Retrieve every line of the data holding the word "Verduzco".

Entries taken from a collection
-------------------------
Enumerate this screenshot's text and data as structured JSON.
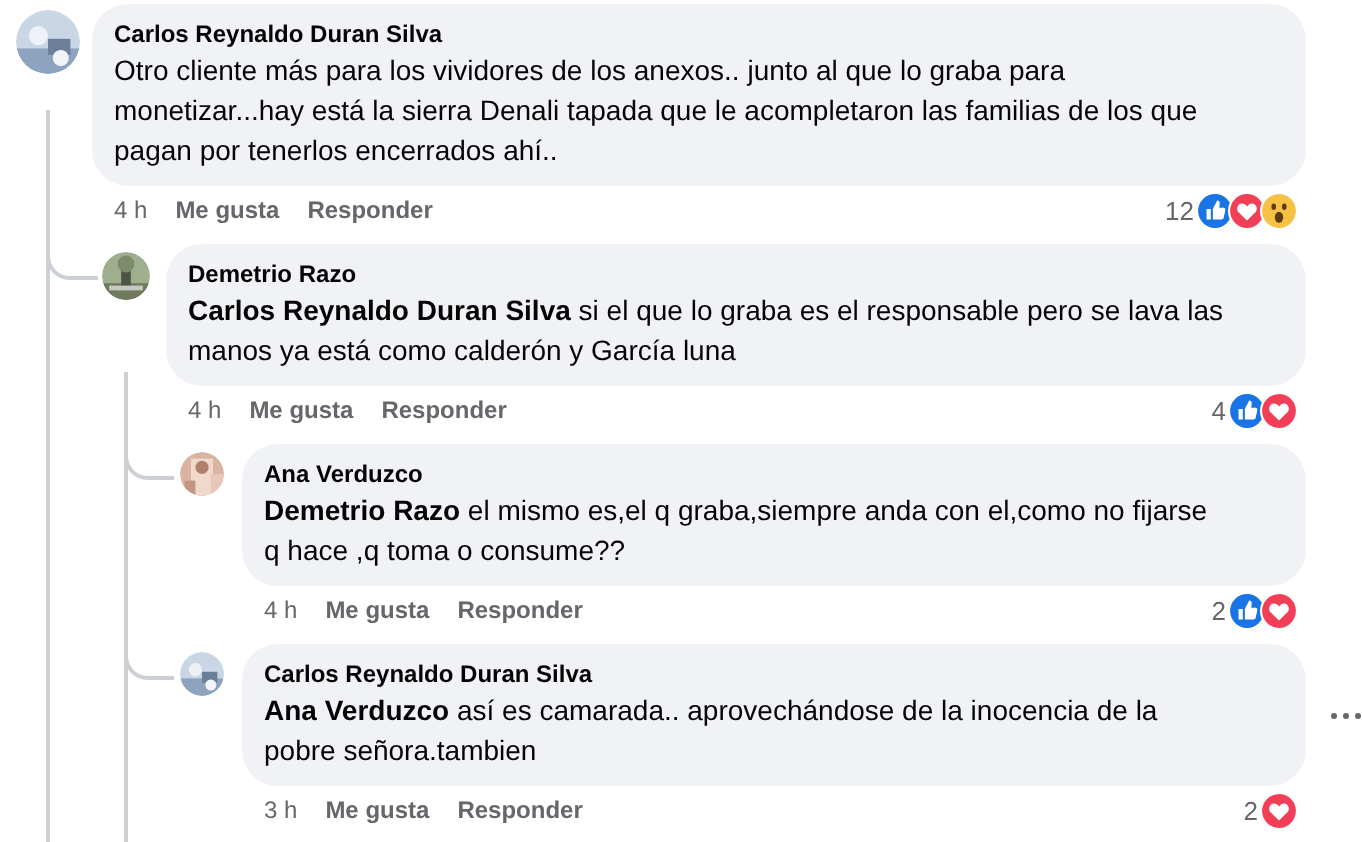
{
  "comments": [
    {
      "author": "Carlos Reynaldo Duran Silva",
      "text": "Otro cliente más para los vividores de los anexos.. junto al que lo graba para monetizar...hay está la sierra Denali tapada que le acompletaron las familias de los que pagan por tenerlos encerrados ahí..",
      "time": "4 h",
      "like": "Me gusta",
      "reply": "Responder",
      "reaction_count": "12",
      "reactions": [
        {
          "kind": "like"
        },
        {
          "kind": "love"
        },
        {
          "kind": "wow"
        }
      ],
      "avatar": {
        "kind": "picture"
      },
      "children": [
        {
          "author": "Demetrio Razo",
          "text": "**Carlos Reynaldo Duran Silva** si el que lo graba es el responsable pero se lava las manos ya está como calderón y García luna",
          "time": "4 h",
          "like": "Me gusta",
          "reply": "Responder",
          "reaction_count": "4",
          "reactions": [
            {
              "kind": "like"
            },
            {
              "kind": "love"
            }
          ],
          "avatar": {
            "kind": "picture"
          },
          "children": [
            {
              "author": "Ana Verduzco",
              "text": "**Demetrio Razo** el mismo es,el q graba,siempre anda con el,como no fijarse q hace ,q toma o consume??",
              "time": "4 h",
              "like": "Me gusta",
              "reply": "Responder",
              "reaction_count": "2",
              "reactions": [
                {
                  "kind": "like"
                },
                {
                  "kind": "love"
                }
              ],
              "avatar": {
                "kind": "picture"
              }
            },
            {
              "author": "Carlos Reynaldo Duran Silva",
              "text": "**Ana Verduzco** así es camarada.. aprovechándose de la inocencia de la pobre señora.tambien",
              "time": "3 h",
              "like": "Me gusta",
              "reply": "Responder",
              "reaction_count": "2",
              "reactions": [
                {
                  "kind": "love"
                }
              ],
              "avatar": {
                "kind": "picture"
              },
              "menu": true
            }
          ]
        }
      ]
    }
  ]
}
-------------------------
### Result for this exercise:
              "author": "Ana Verduzco",
              "text": "**Ana Verduzco** así es camarada.. aprovechándose de la inocencia de la pobre señora.tambien",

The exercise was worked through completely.